This is where I’m getting philosophical. You can’t have a small little community and keep producing children and not have something happen, because our genome requires diversity. In terms of functioning of the people, if you put yourself out there and discuss different ideas, you come to different realizations.
Like I had to do a blog post where I had to admit that my premier did something right.
You get that through diversity.
Yes, it’s very comfortable to be able sit down and talk with I’m going to call them your own people, people who think like you. It’s nice to be able to say something and everyone knows what you’re talking about. You don’t have to explain anything. It’s nice sure, but it’s also extremely boring really fast.
The one downside to being a writer, is you spend a lot of time at home and you’re not out in the community as much anymore? When you’re working at a tech company, you do come across different cultures and it was refreshing. People were open about their cultures and what they like and don’t like, all that kind of stuff. It was very nice. I don’t have that. I miss that. So I like that diversity, that Canada brings with it as an immigration country with our First Nations as a foundation. Hopefully that’s okay to say. I don’t mean an insult by it if that’s the case.
I think that’s it in a nutshell without doing another whole podcast about what it means.
Tracey: It is a challenging question.
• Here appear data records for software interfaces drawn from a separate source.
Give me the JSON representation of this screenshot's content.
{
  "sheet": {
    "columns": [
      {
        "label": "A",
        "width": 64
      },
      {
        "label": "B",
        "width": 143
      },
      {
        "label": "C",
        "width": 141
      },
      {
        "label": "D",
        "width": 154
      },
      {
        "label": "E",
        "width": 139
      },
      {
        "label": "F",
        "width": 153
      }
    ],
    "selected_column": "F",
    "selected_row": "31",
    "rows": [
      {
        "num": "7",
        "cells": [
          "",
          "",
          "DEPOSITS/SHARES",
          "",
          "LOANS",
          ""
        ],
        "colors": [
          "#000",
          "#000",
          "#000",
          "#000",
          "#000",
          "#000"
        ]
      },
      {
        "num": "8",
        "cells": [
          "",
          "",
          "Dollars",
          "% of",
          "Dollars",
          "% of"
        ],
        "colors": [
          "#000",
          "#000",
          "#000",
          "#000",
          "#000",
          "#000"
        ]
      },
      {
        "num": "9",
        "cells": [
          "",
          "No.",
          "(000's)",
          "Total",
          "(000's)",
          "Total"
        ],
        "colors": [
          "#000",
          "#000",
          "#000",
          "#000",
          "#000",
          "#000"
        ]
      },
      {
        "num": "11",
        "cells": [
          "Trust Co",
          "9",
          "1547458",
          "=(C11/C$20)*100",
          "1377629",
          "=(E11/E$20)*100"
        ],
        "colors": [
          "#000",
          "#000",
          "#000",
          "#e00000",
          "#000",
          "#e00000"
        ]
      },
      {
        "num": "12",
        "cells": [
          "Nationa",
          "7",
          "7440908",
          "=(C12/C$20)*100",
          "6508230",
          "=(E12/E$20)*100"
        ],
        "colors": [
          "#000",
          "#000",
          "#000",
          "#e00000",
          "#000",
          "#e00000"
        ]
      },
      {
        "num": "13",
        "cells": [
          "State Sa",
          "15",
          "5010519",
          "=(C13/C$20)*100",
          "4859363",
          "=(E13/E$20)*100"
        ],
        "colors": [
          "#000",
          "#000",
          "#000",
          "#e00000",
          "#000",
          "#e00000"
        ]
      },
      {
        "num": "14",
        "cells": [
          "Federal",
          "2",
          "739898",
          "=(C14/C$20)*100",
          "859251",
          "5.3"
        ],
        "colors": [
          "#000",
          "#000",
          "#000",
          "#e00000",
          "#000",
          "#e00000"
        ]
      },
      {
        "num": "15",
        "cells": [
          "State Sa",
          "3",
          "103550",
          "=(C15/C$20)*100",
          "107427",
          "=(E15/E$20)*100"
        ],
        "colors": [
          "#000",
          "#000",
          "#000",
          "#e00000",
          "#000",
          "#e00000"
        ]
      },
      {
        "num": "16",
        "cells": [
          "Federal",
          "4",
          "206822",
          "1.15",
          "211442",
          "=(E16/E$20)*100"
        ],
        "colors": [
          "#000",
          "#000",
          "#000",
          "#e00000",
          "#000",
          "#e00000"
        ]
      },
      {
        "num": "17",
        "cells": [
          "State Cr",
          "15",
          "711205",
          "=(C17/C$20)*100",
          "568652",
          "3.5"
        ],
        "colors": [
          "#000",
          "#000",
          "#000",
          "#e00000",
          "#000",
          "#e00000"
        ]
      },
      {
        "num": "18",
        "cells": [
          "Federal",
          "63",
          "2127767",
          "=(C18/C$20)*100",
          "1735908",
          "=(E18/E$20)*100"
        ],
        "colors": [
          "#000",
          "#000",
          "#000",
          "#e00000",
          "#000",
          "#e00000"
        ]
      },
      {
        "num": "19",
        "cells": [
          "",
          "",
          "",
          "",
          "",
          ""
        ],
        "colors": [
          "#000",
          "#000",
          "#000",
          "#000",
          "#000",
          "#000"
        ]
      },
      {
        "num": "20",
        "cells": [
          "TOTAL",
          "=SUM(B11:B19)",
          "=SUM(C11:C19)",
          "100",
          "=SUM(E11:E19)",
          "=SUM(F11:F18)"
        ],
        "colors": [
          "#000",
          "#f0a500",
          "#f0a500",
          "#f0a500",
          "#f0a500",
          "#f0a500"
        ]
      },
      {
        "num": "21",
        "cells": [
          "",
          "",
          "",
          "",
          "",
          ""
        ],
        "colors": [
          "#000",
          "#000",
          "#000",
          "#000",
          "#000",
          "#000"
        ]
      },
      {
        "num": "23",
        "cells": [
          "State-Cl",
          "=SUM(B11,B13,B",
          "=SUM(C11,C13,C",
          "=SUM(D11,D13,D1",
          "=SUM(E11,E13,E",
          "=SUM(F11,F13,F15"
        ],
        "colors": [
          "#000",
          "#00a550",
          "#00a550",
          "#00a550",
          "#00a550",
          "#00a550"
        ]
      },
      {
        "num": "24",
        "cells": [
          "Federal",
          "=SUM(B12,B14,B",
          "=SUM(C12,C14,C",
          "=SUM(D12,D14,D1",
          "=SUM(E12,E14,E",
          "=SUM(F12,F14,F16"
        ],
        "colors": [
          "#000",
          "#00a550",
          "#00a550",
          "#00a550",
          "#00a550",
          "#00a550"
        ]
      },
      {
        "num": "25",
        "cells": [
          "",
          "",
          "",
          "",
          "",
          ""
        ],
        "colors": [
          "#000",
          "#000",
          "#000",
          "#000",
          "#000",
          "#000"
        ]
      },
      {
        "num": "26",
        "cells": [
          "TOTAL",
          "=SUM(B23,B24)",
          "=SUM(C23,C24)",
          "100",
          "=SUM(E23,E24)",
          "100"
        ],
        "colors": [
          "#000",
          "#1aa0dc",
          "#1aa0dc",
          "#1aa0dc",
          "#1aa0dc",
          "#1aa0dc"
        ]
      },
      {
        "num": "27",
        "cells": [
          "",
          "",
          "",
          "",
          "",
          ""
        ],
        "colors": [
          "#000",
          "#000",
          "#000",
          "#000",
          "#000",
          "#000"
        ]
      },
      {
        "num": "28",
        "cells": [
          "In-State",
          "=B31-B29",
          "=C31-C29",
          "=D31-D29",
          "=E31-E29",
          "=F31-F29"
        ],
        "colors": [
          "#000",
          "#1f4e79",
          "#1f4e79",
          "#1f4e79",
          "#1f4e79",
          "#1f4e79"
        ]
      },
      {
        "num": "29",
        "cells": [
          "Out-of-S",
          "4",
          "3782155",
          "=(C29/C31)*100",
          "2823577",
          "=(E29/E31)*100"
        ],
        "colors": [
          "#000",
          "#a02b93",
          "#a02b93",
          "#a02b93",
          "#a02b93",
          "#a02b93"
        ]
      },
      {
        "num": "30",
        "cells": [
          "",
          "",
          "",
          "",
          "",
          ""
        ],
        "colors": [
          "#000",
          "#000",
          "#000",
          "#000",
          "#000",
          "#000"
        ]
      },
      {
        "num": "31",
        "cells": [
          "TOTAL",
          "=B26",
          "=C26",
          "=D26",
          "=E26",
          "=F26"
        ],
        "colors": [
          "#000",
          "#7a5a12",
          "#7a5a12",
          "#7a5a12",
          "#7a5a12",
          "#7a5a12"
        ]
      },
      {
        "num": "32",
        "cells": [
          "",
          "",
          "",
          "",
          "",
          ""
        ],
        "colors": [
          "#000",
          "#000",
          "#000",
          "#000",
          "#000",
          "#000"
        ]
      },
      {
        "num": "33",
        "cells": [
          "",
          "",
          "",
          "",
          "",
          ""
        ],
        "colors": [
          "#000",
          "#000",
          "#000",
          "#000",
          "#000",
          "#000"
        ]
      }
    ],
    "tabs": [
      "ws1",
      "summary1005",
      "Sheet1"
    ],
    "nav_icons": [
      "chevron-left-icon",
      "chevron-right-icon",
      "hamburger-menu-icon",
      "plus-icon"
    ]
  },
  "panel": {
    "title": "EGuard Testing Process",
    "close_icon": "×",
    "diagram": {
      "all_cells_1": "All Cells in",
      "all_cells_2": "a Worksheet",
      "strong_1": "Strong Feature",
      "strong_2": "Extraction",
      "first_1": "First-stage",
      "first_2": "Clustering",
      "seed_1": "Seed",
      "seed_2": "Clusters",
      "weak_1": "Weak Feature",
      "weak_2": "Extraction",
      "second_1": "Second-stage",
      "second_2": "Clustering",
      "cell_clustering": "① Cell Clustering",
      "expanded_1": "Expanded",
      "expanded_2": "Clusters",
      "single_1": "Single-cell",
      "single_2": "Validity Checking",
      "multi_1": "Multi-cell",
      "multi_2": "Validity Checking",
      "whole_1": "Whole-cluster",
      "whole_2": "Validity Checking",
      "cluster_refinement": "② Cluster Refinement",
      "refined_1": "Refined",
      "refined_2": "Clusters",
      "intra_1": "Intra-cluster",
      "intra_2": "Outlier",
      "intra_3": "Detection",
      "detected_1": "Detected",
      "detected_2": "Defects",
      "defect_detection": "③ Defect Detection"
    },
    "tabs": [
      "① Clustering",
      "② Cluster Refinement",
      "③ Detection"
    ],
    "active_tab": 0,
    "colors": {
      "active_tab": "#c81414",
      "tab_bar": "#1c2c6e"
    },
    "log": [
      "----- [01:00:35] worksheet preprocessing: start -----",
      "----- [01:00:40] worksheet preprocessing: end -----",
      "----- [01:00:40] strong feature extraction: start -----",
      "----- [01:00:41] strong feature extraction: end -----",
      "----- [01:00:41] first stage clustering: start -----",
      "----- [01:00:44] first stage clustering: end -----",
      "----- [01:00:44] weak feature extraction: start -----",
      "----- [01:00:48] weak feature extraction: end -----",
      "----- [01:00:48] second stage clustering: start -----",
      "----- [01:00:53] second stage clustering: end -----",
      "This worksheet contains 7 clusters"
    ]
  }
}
It’s not necessarily clear. And of course, I’m in Quebec too, so that’s why I have to ask if you actually do you call yourself a Canadian because people here tend to be quite reluctant about it sometimes.
Lori: I can kind of get that too. But look. We have a bit of I’m going to call it cultural protectionism going on with my grandfather’s generation.
They lived, sort of like the Mennonites, they had their own German enclaves all throughout Eastern Europe and there are different subcultures in there. So they kept these cultures going for some three hundred years, two hundred years, others almost a millennium. That’s how long they’ve been there and they kept the German going the whole time. They come here and poof, it’s gone in two generations. There was a bit of that “you should be because its you’re German, and you should be speaking German. It was pushed. Certainly not on a provincial level as it is in Quebec, but I understand where it’s coming from.
Like I said, I was born here. I consider myself Canadian and I was raised here. But again that doesn’t mean that those who are not born here nor raised here are not Canadian. That’s just why I define myself as Canadian.
Tracey: Yeah, well, it’s your definition. You can use it however you like.
Lori: Yeah, I know, but that can sound horrible. To me, someone’s Canadian because they’re..to me, a Canadian is someone who’s a citizen who lives here. You ve got your citizenship, you’re Canadian. The rest I could care less about. For me, it’s where do you live and where do you have your citizenship. That’s what it comes down to me.
Tracey: To me, it depends on the day. Sometimes I think that if you wanna be Canadian, you actually get to be too. Sometimes it can be like a state of mind.
Lori: It could be. If I moved to Spain, would I start calling myself German after a while, because it’s Europe and you have to have some kind of ethnicity and I don’t know if Canadian is an ethnicity. It isn’t.
So I dont know what I would do in a different context, but the context I’m in is this country, or Germany and either case, I’m Canadian.
Tracey: Well thank you. I really appreciate your time, It was great speaking with you.
Lori: Well, thanks a lot Tracey and thanks for inviting me on the show.
For more about Lori’s fiction writing, visit http://loriwolfheffner.com.
For information about her copy writing services, visit http://loristraus.com